━━━━━ DATA TO USE ━━━━━
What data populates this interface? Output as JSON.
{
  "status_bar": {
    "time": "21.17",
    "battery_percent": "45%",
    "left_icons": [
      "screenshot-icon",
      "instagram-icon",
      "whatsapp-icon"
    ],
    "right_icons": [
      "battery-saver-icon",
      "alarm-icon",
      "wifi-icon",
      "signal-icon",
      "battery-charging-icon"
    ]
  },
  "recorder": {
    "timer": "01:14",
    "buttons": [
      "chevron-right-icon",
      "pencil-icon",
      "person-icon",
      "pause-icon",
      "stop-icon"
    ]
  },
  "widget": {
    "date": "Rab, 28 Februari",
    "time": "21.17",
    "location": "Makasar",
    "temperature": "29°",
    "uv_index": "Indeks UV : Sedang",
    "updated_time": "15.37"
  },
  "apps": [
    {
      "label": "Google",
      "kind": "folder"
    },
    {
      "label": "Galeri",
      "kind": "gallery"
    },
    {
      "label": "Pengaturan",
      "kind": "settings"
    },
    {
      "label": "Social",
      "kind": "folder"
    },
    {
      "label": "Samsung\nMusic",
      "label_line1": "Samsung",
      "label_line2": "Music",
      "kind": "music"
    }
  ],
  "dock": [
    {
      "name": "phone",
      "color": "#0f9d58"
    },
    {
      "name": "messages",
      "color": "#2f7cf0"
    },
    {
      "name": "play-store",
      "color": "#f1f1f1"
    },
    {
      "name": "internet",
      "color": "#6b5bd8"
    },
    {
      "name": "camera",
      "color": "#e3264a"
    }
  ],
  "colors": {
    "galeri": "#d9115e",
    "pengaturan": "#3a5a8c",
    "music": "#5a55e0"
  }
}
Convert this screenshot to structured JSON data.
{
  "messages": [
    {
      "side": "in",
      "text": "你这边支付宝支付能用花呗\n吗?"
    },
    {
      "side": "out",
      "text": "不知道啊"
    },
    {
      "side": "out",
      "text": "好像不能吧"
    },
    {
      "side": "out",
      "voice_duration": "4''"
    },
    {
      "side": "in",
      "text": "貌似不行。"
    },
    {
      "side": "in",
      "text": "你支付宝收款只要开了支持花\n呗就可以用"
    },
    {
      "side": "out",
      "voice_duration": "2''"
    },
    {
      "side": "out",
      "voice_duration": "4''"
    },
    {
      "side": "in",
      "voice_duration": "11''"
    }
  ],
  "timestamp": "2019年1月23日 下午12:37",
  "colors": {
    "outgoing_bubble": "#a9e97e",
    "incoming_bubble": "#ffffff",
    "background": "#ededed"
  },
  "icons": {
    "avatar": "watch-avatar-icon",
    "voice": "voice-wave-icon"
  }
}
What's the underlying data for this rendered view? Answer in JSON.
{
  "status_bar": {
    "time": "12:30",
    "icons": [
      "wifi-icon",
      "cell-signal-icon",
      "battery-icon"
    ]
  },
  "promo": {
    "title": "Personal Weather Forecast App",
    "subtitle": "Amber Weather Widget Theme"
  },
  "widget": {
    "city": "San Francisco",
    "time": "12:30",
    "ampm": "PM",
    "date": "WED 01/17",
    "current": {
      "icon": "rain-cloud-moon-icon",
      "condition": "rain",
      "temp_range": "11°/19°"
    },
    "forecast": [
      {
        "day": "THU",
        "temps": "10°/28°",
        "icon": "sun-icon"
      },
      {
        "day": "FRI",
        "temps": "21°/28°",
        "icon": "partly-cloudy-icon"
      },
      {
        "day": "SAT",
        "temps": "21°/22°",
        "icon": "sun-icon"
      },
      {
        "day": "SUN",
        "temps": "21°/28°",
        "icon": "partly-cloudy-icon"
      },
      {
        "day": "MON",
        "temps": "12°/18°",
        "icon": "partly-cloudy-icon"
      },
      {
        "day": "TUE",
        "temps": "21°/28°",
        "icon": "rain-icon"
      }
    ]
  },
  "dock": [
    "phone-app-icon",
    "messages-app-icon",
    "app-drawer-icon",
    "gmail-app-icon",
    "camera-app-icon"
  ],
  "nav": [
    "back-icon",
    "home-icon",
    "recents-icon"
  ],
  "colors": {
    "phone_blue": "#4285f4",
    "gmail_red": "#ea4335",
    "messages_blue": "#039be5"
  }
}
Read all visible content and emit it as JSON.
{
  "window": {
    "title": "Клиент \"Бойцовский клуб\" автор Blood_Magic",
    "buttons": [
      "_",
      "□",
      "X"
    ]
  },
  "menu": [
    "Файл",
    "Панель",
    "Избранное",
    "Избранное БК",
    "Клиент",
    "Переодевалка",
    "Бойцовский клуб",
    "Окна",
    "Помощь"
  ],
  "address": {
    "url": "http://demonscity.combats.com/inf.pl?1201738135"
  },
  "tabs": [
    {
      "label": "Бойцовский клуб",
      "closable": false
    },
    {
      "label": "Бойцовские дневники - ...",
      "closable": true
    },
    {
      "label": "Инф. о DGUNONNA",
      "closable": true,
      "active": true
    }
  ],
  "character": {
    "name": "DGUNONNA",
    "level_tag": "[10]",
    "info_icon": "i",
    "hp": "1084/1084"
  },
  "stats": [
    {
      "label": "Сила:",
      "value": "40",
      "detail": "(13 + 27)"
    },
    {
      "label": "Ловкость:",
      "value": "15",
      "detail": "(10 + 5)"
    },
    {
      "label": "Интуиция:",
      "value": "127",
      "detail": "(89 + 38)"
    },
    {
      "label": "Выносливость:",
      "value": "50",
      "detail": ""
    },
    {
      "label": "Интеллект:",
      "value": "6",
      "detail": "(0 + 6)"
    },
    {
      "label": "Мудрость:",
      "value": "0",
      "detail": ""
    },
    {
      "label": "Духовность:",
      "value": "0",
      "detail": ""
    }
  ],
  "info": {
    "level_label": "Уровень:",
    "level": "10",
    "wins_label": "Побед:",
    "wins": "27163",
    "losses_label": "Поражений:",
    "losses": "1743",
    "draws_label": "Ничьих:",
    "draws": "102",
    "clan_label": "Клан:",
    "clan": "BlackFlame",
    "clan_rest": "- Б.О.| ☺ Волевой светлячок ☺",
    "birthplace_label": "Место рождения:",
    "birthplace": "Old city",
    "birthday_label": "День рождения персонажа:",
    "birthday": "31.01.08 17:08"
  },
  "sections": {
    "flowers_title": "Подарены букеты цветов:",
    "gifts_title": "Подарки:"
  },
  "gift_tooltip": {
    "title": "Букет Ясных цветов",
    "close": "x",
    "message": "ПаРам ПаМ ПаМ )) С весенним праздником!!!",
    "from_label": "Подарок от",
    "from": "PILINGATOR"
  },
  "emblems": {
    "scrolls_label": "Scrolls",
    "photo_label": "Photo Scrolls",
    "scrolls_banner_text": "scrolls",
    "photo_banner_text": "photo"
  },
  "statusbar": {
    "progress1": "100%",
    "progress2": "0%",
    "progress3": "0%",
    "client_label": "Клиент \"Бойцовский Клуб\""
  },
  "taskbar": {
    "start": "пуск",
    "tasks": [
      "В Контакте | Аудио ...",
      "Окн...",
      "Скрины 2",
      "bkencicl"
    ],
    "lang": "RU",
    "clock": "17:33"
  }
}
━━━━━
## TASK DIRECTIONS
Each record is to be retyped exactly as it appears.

## ANSWER AREA
What data populates this interface? Output as JSON.
{
  "status_bar": {
    "time": "21.17",
    "battery_percent": "45%",
    "left_icons": [
      "screenshot-icon",
      "instagram-icon",
      "whatsapp-icon"
    ],
    "right_icons": [
      "battery-saver-icon",
      "alarm-icon",
      "wifi-icon",
      "signal-icon",
      "battery-charging-icon"
    ]
  },
  "recorder": {
    "timer": "01:14",
    "buttons": [
      "chevron-right-icon",
      "pencil-icon",
      "person-icon",
      "pause-icon",
      "stop-icon"
    ]
  },
  "widget": {
    "date": "Rab, 28 Februari",
    "time": "21.17",
    "location": "Makasar",
    "temperature": "29°",
    "uv_index": "Indeks UV : Sedang",
    "updated_time": "15.37"
  },
  "apps": [
    {
      "label": "Google",
      "kind": "folder"
    },
    {
      "label": "Galeri",
      "kind": "gallery"
    },
    {
      "label": "Pengaturan",
      "kind": "settings"
    },
    {
      "label": "Social",
      "kind": "folder"
    },
    {
      "label": "Samsung\nMusic",
      "label_line1": "Samsung",
      "label_line2": "Music",
      "kind": "music"
    }
  ],
  "dock": [
    {
      "name": "phone",
      "color": "#0f9d58"
    },
    {
      "name": "messages",
      "color": "#2f7cf0"
    },
    {
      "name": "play-store",
      "color": "#f1f1f1"
    },
    {
      "name": "internet",
      "color": "#6b5bd8"
    },
    {
      "name": "camera",
      "color": "#e3264a"
    }
  ],
  "colors": {
    "galeri": "#d9115e",
    "pengaturan": "#3a5a8c",
    "music": "#5a55e0"
  }
}
Convert this screenshot to structured JSON data.
{
  "messages": [
    {
      "side": "in",
      "text": "你这边支付宝支付能用花呗\n吗?"
    },
    {
      "side": "out",
      "text": "不知道啊"
    },
    {
      "side": "out",
      "text": "好像不能吧"
    },
    {
      "side": "out",
      "voice_duration": "4''"
    },
    {
      "side": "in",
      "text": "貌似不行。"
    },
    {
      "side": "in",
      "text": "你支付宝收款只要开了支持花\n呗就可以用"
    },
    {
      "side": "out",
      "voice_duration": "2''"
    },
    {
      "side": "out",
      "voice_duration": "4''"
    },
    {
      "side": "in",
      "voice_duration": "11''"
    }
  ],
  "timestamp": "2019年1月23日 下午12:37",
  "colors": {
    "outgoing_bubble": "#a9e97e",
    "incoming_bubble": "#ffffff",
    "background": "#ededed"
  },
  "icons": {
    "avatar": "watch-avatar-icon",
    "voice": "voice-wave-icon"
  }
}
What's the underlying data for this rendered view? Answer in JSON.
{
  "status_bar": {
    "time": "12:30",
    "icons": [
      "wifi-icon",
      "cell-signal-icon",
      "battery-icon"
    ]
  },
  "promo": {
    "title": "Personal Weather Forecast App",
    "subtitle": "Amber Weather Widget Theme"
  },
  "widget": {
    "city": "San Francisco",
    "time": "12:30",
    "ampm": "PM",
    "date": "WED 01/17",
    "current": {
      "icon": "rain-cloud-moon-icon",
      "condition": "rain",
      "temp_range": "11°/19°"
    },
    "forecast": [
      {
        "day": "THU",
        "temps": "10°/28°",
        "icon": "sun-icon"
      },
      {
        "day": "FRI",
        "temps": "21°/28°",
        "icon": "partly-cloudy-icon"
      },
      {
        "day": "SAT",
        "temps": "21°/22°",
        "icon": "sun-icon"
      },
      {
        "day": "SUN",
        "temps": "21°/28°",
        "icon": "partly-cloudy-icon"
      },
      {
        "day": "MON",
        "temps": "12°/18°",
        "icon": "partly-cloudy-icon"
      },
      {
        "day": "TUE",
        "temps": "21°/28°",
        "icon": "rain-icon"
      }
    ]
  },
  "dock": [
    "phone-app-icon",
    "messages-app-icon",
    "app-drawer-icon",
    "gmail-app-icon",
    "camera-app-icon"
  ],
  "nav": [
    "back-icon",
    "home-icon",
    "recents-icon"
  ],
  "colors": {
    "phone_blue": "#4285f4",
    "gmail_red": "#ea4335",
    "messages_blue": "#039be5"
  }
}
Read all visible content and emit it as JSON.
{
  "window": {
    "title": "Клиент \"Бойцовский клуб\" автор Blood_Magic",
    "buttons": [
      "_",
      "□",
      "X"
    ]
  },
  "menu": [
    "Файл",
    "Панель",
    "Избранное",
    "Избранное БК",
    "Клиент",
    "Переодевалка",
    "Бойцовский клуб",
    "Окна",
    "Помощь"
  ],
  "address": {
    "url": "http://demonscity.combats.com/inf.pl?1201738135"
  },
  "tabs": [
    {
      "label": "Бойцовский клуб",
      "closable": false
    },
    {
      "label": "Бойцовские дневники - ...",
      "closable": true
    },
    {
      "label": "Инф. о DGUNONNA",
      "closable": true,
      "active": true
    }
  ],
  "character": {
    "name": "DGUNONNA",
    "level_tag": "[10]",
    "info_icon": "i",
    "hp": "1084/1084"
  },
  "stats": [
    {
      "label": "Сила:",
      "value": "40",
      "detail": "(13 + 27)"
    },
    {
      "label": "Ловкость:",
      "value": "15",
      "detail": "(10 + 5)"
    },
    {
      "label": "Интуиция:",
      "value": "127",
      "detail": "(89 + 38)"
    },
    {
      "label": "Выносливость:",
      "value": "50",
      "detail": ""
    },
    {
      "label": "Интеллект:",
      "value": "6",
      "detail": "(0 + 6)"
    },
    {
      "label": "Мудрость:",
      "value": "0",
      "detail": ""
    },
    {
      "label": "Духовность:",
      "value": "0",
      "detail": ""
    }
  ],
  "info": {
    "level_label": "Уровень:",
    "level": "10",
    "wins_label": "Побед:",
    "wins": "27163",
    "losses_label": "Поражений:",
    "losses": "1743",
    "draws_label": "Ничьих:",
    "draws": "102",
    "clan_label": "Клан:",
    "clan": "BlackFlame",
    "clan_rest": "- Б.О.| ☺ Волевой светлячок ☺",
    "birthplace_label": "Место рождения:",
    "birthplace": "Old city",
    "birthday_label": "День рождения персонажа:",
    "birthday": "31.01.08 17:08"
  },
  "sections": {
    "flowers_title": "Подарены букеты цветов:",
    "gifts_title": "Подарки:"
  },
  "gift_tooltip": {
    "title": "Букет Ясных цветов",
    "close": "x",
    "message": "ПаРам ПаМ ПаМ )) С весенним праздником!!!",
    "from_label": "Подарок от",
    "from": "PILINGATOR"
  },
  "emblems": {
    "scrolls_label": "Scrolls",
    "photo_label": "Photo Scrolls",
    "scrolls_banner_text": "scrolls",
    "photo_banner_text": "photo"
  },
  "statusbar": {
    "progress1": "100%",
    "progress2": "0%",
    "progress3": "0%",
    "client_label": "Клиент \"Бойцовский Клуб\""
  },
  "taskbar": {
    "start": "пуск",
    "tasks": [
      "В Контакте | Аудио ...",
      "Окн...",
      "Скрины 2",
      "bkencicl"
    ],
    "lang": "RU",
    "clock": "17:33"
  }
}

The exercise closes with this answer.